Watched the final episode of Parks and Recreation, and it was really fun. The episode is built around a series of flash forwards that allow you to see what the characters get up to in the next few years (spoiler alert, they’re all happy forever). And when the episode was ending, I found myself getting surprisingly emotional. My feels did seem out of place for me. I mean, I liked the show, but I didn’t like it more than I liked, for instance, Scrubs, and yet I feel like I got way more emotional at this series finale than I did at that one. Part of it might have been that I wasn’t sure, until the end, whether this was really the series finale or not, since I thought that the final season had 13 episodes (turned out that this double episode was both ep 12 and 13). Thus, the ending of the show kind of snuck up on me.
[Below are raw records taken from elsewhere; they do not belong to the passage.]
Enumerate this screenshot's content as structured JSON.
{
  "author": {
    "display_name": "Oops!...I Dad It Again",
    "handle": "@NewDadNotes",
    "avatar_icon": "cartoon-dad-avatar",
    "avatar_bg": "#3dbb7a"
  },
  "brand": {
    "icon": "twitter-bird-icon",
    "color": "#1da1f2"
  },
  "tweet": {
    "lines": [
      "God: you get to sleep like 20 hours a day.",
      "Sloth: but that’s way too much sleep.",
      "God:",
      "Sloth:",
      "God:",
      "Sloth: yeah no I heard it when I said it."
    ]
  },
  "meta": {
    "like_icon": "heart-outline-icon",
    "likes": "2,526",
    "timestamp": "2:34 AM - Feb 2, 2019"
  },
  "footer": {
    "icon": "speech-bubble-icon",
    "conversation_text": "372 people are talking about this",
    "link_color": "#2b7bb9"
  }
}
Other explanation is that my emotions have been closer to the surface recently. However, I feel like I’ve been saying that exact line–“My emotions are closer to the surface right now”–for so long that I’m starting to think I’m actually just a more emotional person nowadays. A frightening thought. Maybe one of these days I’ll become one of those people who feels actual human sadness when a celebrity dies (as opposed to the purely notional and completely unfeeling sadness that celeb deaths normally evince in me).
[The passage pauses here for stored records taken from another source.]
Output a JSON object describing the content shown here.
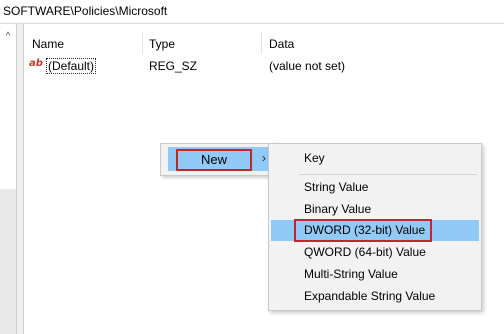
{
  "address": {
    "path": "SOFTWARE\\Policies\\Microsoft"
  },
  "columns": {
    "name": "Name",
    "type": "Type",
    "data": "Data"
  },
  "values": [
    {
      "icon": "string-value-icon",
      "icon_text": "ab",
      "name": "(Default)",
      "type": "REG_SZ",
      "data": "(value not set)"
    }
  ],
  "context_menu": {
    "new_label": "New",
    "arrow": "›"
  },
  "submenu": {
    "items": [
      "Key",
      "String Value",
      "Binary Value",
      "DWORD (32-bit) Value",
      "QWORD (64-bit) Value",
      "Multi-String Value",
      "Expandable String Value"
    ],
    "highlighted_index": 3
  },
  "tree": {
    "scroll_arrow": "^"
  },
  "colors": {
    "highlight": "#91c9f7",
    "annotation_box": "#c0272d",
    "menu_bg": "#f2f2f2"
  }
}
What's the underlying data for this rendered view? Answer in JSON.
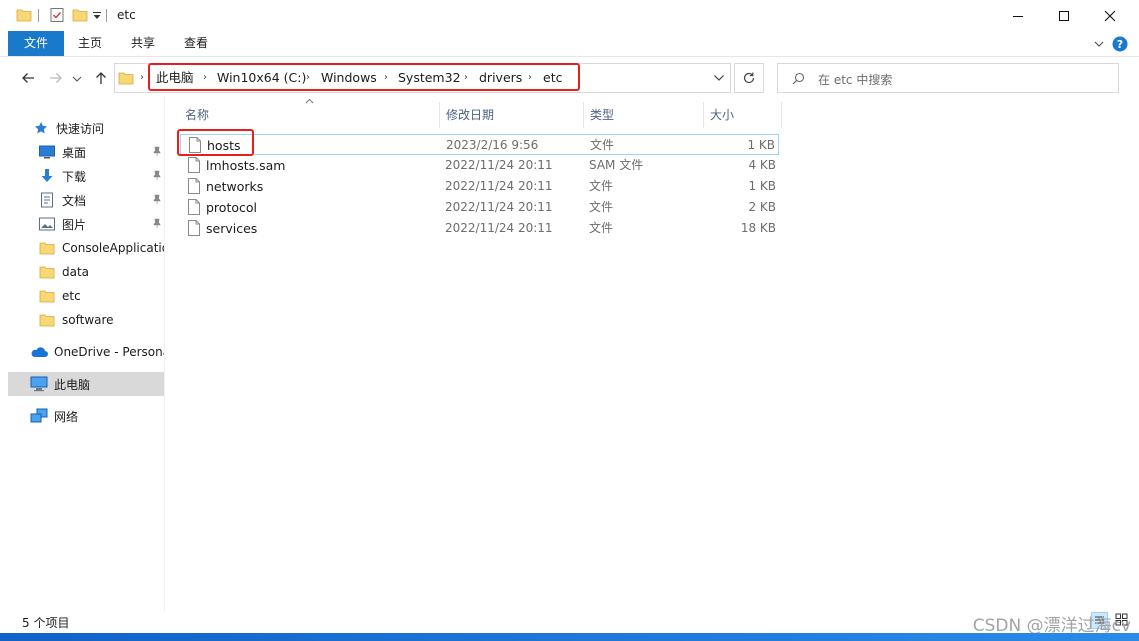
{
  "window": {
    "title": "etc"
  },
  "ribbon": {
    "tabs": [
      "文件",
      "主页",
      "共享",
      "查看"
    ]
  },
  "address": {
    "crumbs": [
      "此电脑",
      "Win10x64 (C:)",
      "Windows",
      "System32",
      "drivers",
      "etc"
    ],
    "search_placeholder": "在 etc 中搜索"
  },
  "nav": {
    "quick_access": "快速访问",
    "pinned": [
      "桌面",
      "下载",
      "文档",
      "图片"
    ],
    "folders": [
      "ConsoleApplication",
      "data",
      "etc",
      "software"
    ],
    "onedrive": "OneDrive - Personal",
    "this_pc": "此电脑",
    "network": "网络"
  },
  "columns": {
    "name": "名称",
    "date": "修改日期",
    "type": "类型",
    "size": "大小"
  },
  "files": [
    {
      "name": "hosts",
      "date": "2023/2/16 9:56",
      "type": "文件",
      "size": "1 KB"
    },
    {
      "name": "lmhosts.sam",
      "date": "2022/11/24 20:11",
      "type": "SAM 文件",
      "size": "4 KB"
    },
    {
      "name": "networks",
      "date": "2022/11/24 20:11",
      "type": "文件",
      "size": "1 KB"
    },
    {
      "name": "protocol",
      "date": "2022/11/24 20:11",
      "type": "文件",
      "size": "2 KB"
    },
    {
      "name": "services",
      "date": "2022/11/24 20:11",
      "type": "文件",
      "size": "18 KB"
    }
  ],
  "status": {
    "count": "5 个项目"
  },
  "watermark": "CSDN @漂洋过海cv",
  "colors": {
    "accent": "#1979ca",
    "highlight_box": "#e8201c",
    "selection_border": "#99d1ff",
    "folder": "#f8d775"
  }
}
Parks and Recreation was a really good show. Wholly optimistic. Not dark at all. And one that loved and respected its characters. In most shows, unsympathetic characters tend to be humanized, so that by the end you love them. However, in comedies especially, sympathetic characters often suffer the opposite fate. They become overwhelmed with so many quirks and idiosyncracies and foibles that you start to hate them. I know that Scrubs and How I Met Your Mother, for instance, kind of suffered this fate. By the end of the show, you’d just seen these characters behave in so many unfeeling ways and act so selfishly and whine at such length that, even though each individual incident was explainable and forgivable, their sum total was such as to make you kinda dislike these people.
Parks and Recreation somehow avoided that. Its characterization of Leslie Knope was masterful. I have no idea how they managed to make her so funny and so competent. That was the case with all the characters. They were funny, but they also knew their shit. That’s amazing. I guess workplace comedies sometimes manage that. For instance, I recall that the lawyers in Ally McBeal were pretty good lawyers. But I think it’s surprising because Parks and Rec was about such a bland office and such a bland town and such a bland profession that it would’ve been so easy to go the other way with things. And, in fact, that’s what they kind of started to do in the first season. But then they switched courses and made something amazing. So, you know, kudos.